Shared Parental leave is set to replace Additional Paternity Leave. Although there will still be the option to take traditional maternity leave, the new offering provides options for both parents that aim to have a number of benefits, both to individual parents and to our wider culture – not only does it aim to allow both parents to spend more time with their new child as well as continue with their career goals, but it is hoped that on a wider scale this will help women in terms of the future of their careers after having children, as well as encouraging a reduction of the gender pay gap.
What Shared Parental Leave Offers
The first two weeks of parental leave following a birth, or adoption, will remain the same – for more information on this, see our previous article. Following this, there will be 50 weeks of leave available, which can be shared between both parents, and 37 weeks of pay.
Parents can take this paid time off at the same time – if they did this for the entire time, for example, this would mean that they would be able to take time off together for 6 months, which would add up to a combined 50 weeks.
They can also take it in up to three separate ‘blocks’ throughout the 52 week period, allowing each parent to have time individually with their new child and return to work at various intervals. Although there are rules stipulating advance notice of these blocks, which stands at 8 weeks, there is some possibility to change the schedule of leave should there be need to do so.

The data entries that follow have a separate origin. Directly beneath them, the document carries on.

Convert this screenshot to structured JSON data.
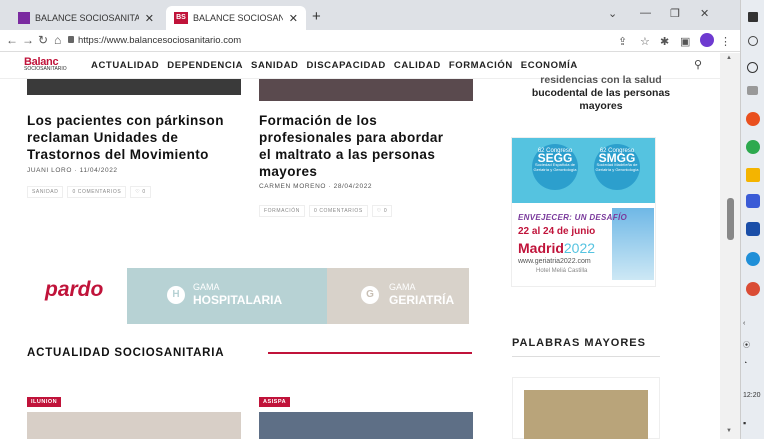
{
  "browser": {
    "tabs": [
      {
        "label": "BALANCE SOCIOSANITARIA - Rv"
      },
      {
        "label": "BALANCE SOCIOSANITARIO",
        "favicon_text": "BS"
      }
    ],
    "url": "https://www.balancesociosanitario.com"
  },
  "site": {
    "logo_main": "Balanc",
    "logo_sub": "SOCIOSANITARIO",
    "menu": [
      "ACTUALIDAD",
      "DEPENDENCIA",
      "SANIDAD",
      "DISCAPACIDAD",
      "CALIDAD",
      "FORMACIÓN",
      "ECONOMÍA"
    ]
  },
  "articles": [
    {
      "title_l1": "Los pacientes con párkinson",
      "title_l2": "reclaman Unidades de",
      "title_l3": "Trastornos del Movimiento",
      "meta": "JUANI LORO · 11/04/2022",
      "tag": "SANIDAD",
      "comments": "0 COMENTARIOS",
      "likes": "♡ 0"
    },
    {
      "title_l1": "Formación de los",
      "title_l2": "profesionales para abordar",
      "title_l3": "el maltrato a las personas",
      "title_l4": "mayores",
      "meta": "CARMEN MORENO · 28/04/2022",
      "tag": "FORMACIÓN",
      "comments": "0 COMENTARIOS",
      "likes": "♡ 0"
    }
  ],
  "banner": {
    "brand": "pardo",
    "h_letter": "H",
    "h_line1": "GAMA",
    "h_line2": "HOSPITALARIA",
    "g_letter": "G",
    "g_line1": "GAMA",
    "g_line2": "GERIATRÍA"
  },
  "section": {
    "title": "ACTUALIDAD SOCIOSANITARIA",
    "badge1": "ILUNION",
    "badge2": "ASISPA"
  },
  "sidebar": {
    "article_title_l1": "residencias con la salud",
    "article_title_l2": "bucodental de las personas",
    "article_title_l3": "mayores",
    "ad": {
      "c1_top": "62 Congreso",
      "c1_big": "SEGG",
      "c1_sub": "Sociedad Española de Geriatría y Gerontología",
      "c2_top": "62 Congreso",
      "c2_big": "SMGG",
      "c2_sub": "Sociedad Madrileña de Geriatría y Gerontología",
      "slogan": "ENVEJECER: UN DESAFÍO",
      "dates": "22 al 24 de junio",
      "city": "Madrid",
      "year": "2022",
      "web": "www.geriatria2022.com",
      "venue": "Hotel Meliá Castilla"
    },
    "palabras_title": "PALABRAS MAYORES"
  },
  "taskbar": {
    "time": "12:20"
  }
}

It is also possible to negotiate splitting a block of leave into a shorter amount of time, which must be at least a week, however although your employer must agree to you taking a block of leave, they do not have to agree to it being broken down into shorter periods.
To take Shared Parental Leave, both parents must be eligible for it. The eligibility clauses are as follows:
- You must opt in to the Shared Parental Leave system.
- You must both share care of the child – that is with either your spouse, civil partner, joint adopter or your partner who lives with you.
- The child’s mother, or adoptive parent, must be eligible for either maternity leave or pay, Maternity Allowance, or adoption leave or pay.
- The mother must have attained 26 weeks of service by the end of the 15th week before the due date, and be continuing to be employed by the same employer as they take Shared Parental Leave.
The mother’s partner, or other adoptive parent, must satisfy the following:
- They must have been working for at least 26 weeks – these do not need to have been continuous, and this can include being employed, self-employed or an agency worker.
- They must have earned at least £30 a week on average in 13 of the 66 weeks.
In addition to this, you must give correct notice, including a confirmation that your partner also meets the employment and income requirements necessary to allow them to receive Shared Parental Leave. Apart from the initial notification of Shared Parental Leave uptake, you must give your employer a further eight weeks’ notice of any period or ‘block’ of leave you intend to take.
You will both be eligible for statutory shared parental pay if you both qualify for statutory maternity and/or paternity pay.
For more information on the specifics of eligibility for these aspects of Shared Parental Leave, visit the government’s information page here.